Entrepreneurs, senior executives and serious career employees have known for a long time that the "work day" is all day -- and all night. (And if you're doing what you love, it isn't work at all.) Meanwhile, the tools that we have been afforded have allowed the boundaries between work and play to become effortlessly intertwined.
We bring our personal lives into the workplace and our work into our personal lives thanks to smart phones, internet everywhere and teams spread across time zones. At our agency, we openly encourage employees to spend time on Facebook, Twitter and other personal social networks while at work, and they're answering emails from home at night. This is the workplace of 2009.
So if we're all working at all hours, and playing at all hours, why do most firms still maintain an office schedule around nine to five?
What if employees were required to be at the office from 10 a.m. to 4 p.m., but the rest of the schedule was left to their personal preference? Meetings could be scheduled, clients could make contact and collaborations could continue to flourish during the core part of the day. But otherwise, morning people could be morning people, and night owls could be night owls.

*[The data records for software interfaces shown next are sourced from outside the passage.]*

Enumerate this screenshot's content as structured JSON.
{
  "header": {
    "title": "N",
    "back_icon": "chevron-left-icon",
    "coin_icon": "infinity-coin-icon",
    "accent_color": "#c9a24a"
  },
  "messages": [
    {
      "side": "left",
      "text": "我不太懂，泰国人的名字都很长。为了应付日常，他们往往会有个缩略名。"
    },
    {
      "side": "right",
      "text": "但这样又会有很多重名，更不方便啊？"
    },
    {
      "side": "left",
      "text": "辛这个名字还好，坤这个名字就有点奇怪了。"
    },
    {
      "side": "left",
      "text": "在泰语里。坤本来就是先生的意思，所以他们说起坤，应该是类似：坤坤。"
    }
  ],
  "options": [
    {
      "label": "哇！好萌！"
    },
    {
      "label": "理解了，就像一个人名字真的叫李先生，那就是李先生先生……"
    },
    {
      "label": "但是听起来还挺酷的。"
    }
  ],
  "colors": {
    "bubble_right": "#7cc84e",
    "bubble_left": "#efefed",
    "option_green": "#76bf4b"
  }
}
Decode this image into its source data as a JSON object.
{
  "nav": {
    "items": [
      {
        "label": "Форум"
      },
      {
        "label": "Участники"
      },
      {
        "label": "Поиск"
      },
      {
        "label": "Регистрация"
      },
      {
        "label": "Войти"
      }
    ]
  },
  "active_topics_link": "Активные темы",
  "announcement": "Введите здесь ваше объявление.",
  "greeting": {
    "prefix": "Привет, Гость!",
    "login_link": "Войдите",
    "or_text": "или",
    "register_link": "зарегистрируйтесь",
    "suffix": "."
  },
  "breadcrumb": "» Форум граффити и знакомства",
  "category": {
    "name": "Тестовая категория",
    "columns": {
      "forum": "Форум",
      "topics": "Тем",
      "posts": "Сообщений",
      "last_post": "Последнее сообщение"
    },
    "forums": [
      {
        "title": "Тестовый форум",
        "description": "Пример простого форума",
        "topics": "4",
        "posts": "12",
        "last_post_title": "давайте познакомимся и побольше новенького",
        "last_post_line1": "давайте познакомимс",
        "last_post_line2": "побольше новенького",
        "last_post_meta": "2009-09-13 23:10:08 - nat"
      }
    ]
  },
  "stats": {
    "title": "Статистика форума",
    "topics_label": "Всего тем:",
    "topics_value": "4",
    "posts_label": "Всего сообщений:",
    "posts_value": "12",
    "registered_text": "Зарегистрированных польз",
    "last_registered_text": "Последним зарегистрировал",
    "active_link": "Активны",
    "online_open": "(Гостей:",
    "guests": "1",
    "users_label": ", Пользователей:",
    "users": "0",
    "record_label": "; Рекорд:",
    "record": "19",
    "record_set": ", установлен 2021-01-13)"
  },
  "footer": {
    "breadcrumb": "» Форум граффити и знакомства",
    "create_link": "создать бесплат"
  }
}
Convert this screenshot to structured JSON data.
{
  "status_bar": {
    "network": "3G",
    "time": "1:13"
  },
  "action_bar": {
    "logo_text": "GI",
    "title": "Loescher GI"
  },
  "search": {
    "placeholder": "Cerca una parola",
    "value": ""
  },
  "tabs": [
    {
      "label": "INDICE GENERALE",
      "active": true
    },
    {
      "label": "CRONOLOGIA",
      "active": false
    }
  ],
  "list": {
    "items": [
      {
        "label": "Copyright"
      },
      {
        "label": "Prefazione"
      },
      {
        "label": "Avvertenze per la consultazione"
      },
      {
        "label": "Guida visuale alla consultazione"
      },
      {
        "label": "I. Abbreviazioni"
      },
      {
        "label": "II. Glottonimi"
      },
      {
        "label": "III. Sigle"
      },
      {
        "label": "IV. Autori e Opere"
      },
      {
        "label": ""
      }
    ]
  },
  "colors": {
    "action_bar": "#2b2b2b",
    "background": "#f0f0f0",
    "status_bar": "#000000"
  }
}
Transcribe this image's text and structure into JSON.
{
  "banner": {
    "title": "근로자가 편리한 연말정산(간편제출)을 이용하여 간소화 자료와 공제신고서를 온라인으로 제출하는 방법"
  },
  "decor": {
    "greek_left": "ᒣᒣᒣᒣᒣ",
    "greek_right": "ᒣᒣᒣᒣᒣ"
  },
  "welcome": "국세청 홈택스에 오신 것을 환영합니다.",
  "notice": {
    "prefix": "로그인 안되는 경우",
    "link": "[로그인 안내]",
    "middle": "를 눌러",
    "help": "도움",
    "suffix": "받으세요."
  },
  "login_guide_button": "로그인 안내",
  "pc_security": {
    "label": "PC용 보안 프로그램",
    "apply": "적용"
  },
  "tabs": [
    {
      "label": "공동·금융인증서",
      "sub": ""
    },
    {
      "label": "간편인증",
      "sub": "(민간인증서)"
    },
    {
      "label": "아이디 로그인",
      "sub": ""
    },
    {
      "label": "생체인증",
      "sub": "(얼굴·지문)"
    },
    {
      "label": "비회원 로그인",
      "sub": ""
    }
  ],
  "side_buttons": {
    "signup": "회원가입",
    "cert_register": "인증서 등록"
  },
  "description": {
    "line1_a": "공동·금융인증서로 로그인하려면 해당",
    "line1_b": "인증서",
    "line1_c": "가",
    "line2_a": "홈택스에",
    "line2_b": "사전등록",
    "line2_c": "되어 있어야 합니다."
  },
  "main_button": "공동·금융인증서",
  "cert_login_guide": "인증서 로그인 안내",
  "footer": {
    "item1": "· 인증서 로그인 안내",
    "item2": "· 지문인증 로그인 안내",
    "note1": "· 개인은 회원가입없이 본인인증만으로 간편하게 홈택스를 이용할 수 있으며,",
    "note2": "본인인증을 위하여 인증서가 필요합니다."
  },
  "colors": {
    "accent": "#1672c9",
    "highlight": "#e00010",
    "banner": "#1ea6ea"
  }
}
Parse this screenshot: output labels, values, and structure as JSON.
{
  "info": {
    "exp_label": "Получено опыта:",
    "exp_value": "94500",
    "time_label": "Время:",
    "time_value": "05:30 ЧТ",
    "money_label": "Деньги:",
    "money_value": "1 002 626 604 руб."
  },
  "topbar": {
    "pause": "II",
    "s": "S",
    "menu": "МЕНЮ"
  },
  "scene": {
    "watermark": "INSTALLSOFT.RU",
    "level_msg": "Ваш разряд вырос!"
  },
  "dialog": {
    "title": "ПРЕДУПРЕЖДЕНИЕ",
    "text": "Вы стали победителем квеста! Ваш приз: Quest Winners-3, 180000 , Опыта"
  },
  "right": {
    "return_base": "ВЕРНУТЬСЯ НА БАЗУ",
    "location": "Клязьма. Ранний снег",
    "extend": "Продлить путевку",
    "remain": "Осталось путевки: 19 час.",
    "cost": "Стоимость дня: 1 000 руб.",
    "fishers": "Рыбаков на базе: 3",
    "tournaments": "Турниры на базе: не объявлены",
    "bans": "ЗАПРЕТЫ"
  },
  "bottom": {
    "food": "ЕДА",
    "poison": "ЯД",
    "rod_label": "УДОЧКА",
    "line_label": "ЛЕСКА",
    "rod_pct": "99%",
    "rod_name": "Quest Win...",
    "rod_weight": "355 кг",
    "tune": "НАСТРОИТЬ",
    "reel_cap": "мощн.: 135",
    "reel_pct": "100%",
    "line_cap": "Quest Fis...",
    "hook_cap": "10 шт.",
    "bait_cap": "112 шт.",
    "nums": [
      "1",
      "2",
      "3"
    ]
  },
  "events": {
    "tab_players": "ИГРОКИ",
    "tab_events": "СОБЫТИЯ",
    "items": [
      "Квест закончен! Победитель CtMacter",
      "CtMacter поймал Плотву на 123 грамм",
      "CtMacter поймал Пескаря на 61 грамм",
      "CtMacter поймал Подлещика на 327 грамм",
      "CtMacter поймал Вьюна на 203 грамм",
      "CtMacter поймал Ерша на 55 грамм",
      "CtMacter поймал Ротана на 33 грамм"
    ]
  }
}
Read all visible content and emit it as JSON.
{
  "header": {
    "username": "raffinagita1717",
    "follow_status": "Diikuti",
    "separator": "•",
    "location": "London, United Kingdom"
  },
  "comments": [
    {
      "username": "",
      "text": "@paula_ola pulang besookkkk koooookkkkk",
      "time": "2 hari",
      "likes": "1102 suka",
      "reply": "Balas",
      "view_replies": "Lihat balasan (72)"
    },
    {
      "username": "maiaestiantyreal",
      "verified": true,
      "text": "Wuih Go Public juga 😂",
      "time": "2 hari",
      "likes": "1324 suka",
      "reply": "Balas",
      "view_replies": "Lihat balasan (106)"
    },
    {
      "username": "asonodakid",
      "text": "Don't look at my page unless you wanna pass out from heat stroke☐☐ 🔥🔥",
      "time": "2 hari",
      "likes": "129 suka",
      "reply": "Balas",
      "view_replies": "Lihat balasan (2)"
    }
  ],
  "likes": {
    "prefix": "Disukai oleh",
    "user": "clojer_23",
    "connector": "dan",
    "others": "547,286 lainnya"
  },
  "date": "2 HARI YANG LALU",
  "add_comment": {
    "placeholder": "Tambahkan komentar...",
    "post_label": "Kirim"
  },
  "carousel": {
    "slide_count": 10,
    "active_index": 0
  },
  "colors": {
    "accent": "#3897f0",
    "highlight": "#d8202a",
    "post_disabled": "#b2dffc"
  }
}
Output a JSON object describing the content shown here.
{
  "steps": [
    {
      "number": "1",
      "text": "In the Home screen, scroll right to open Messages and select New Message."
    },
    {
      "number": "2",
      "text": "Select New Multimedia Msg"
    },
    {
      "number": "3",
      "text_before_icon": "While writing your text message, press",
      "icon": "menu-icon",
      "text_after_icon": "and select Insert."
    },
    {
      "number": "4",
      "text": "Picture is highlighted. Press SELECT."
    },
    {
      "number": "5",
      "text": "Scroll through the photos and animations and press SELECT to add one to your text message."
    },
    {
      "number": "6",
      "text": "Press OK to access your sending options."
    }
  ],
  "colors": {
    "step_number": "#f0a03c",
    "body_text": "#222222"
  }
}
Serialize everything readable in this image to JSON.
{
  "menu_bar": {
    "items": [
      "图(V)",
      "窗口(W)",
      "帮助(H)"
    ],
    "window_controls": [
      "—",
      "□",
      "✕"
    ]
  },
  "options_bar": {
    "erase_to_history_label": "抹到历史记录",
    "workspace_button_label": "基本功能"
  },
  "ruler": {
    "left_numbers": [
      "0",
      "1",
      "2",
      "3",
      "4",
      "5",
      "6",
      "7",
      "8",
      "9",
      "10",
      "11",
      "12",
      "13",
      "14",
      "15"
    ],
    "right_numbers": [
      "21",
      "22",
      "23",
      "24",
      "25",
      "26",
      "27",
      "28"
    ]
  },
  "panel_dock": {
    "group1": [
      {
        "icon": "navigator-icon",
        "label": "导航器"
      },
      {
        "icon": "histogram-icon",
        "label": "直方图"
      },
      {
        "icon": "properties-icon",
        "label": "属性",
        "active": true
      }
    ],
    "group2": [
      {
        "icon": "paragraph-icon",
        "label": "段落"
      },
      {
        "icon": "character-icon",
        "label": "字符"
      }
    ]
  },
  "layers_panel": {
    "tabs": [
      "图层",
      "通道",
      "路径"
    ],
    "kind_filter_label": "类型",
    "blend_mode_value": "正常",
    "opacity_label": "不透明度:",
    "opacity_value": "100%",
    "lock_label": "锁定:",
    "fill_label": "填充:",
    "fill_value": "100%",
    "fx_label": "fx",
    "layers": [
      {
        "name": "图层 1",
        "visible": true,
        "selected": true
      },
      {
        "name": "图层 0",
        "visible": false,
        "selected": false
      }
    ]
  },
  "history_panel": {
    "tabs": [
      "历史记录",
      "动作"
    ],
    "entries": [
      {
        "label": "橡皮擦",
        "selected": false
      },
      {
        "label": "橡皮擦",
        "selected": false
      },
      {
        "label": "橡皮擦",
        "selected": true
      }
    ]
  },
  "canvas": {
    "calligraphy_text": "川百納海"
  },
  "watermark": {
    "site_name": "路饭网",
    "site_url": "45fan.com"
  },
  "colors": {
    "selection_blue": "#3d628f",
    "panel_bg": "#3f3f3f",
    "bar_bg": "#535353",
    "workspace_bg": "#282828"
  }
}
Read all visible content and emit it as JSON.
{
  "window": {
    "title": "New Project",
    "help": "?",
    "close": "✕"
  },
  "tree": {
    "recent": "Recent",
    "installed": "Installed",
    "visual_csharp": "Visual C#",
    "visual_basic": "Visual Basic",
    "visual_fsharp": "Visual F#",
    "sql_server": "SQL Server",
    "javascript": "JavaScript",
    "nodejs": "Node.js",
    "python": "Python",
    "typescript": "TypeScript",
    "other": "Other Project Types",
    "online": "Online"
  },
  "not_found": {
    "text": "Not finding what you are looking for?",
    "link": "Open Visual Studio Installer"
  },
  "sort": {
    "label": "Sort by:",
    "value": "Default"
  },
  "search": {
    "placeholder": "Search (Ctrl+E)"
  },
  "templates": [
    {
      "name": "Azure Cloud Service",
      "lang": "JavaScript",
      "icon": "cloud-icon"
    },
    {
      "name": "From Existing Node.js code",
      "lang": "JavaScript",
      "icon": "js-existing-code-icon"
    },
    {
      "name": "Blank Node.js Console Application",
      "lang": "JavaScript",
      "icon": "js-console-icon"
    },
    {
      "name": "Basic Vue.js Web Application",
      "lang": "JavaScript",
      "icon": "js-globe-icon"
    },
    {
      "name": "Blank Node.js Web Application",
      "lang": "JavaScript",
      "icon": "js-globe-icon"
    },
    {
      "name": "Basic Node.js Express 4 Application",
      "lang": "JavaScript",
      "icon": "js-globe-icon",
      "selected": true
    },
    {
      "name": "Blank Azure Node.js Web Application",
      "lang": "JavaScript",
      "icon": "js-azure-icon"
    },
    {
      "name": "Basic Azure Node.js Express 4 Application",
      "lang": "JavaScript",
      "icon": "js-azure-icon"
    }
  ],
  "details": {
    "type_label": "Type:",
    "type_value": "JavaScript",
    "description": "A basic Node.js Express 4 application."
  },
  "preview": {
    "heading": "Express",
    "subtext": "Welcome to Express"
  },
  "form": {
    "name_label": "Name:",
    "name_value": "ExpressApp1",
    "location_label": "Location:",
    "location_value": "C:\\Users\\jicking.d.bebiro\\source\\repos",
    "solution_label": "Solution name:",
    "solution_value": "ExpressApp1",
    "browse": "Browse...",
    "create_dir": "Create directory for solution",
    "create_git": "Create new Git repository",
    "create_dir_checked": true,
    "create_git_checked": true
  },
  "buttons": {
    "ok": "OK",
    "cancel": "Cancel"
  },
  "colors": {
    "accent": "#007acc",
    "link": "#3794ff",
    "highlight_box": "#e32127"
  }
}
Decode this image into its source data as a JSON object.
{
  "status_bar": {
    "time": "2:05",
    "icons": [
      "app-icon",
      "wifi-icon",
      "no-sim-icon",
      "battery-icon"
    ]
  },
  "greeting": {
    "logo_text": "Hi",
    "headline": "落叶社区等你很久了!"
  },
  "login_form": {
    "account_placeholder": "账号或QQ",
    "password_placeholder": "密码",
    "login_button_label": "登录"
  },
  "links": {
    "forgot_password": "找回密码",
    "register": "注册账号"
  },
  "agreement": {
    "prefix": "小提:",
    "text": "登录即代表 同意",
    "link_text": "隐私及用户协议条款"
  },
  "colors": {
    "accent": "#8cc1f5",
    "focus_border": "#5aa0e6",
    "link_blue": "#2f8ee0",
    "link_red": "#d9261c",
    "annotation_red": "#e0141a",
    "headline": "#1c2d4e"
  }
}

A morning person might come in at 8 a.m. and leave at 5 p.m. A late sleeper might come in at 10 a.m. and leave at 7 p.m.
Executives and senior creatives are already working with open schedules, as management trusts that employees at this level have dedicated themselves to a career, and are going to work day and night anyway. Freelancers and independents also enjoy a schedule of their choosing. Naturally, some agencies require a 12-hour work day for all employees, and can't even enter the discussion.
But what about the average knowledge worker? The people that fill your agency not because it's their calling, but because it's the job they love. The people without the fancy offices or fat salaries. Fixed schedules seem to be kept for clients (a good idea) and for fear or distrust of employees (a bad idea). Management wants to avoid the potential predicament of "awesome ... I'll only work 3 hours a day," and embraces the structure of a fixed schedule as a safety net instead.
Do these employees really need that structure anymore? How would they perform in a flexible-schedule environment? They're already more connected to the workplace than any employees in modern history. If they're needed, bosses, clients and friends know how to get to them, fast. Couldn't we relax our schedules a bit for all employees.
We're about to find out.
This won't work for all firms, or all positions (a receptionist comes to mind), but we're curious to see how it works in the small agency environment. So curious, that we're considering giving it a try.
What about your agency? Do you require employees to keep to a schedule? Is it 9-to-5ish? Could you be more flexible?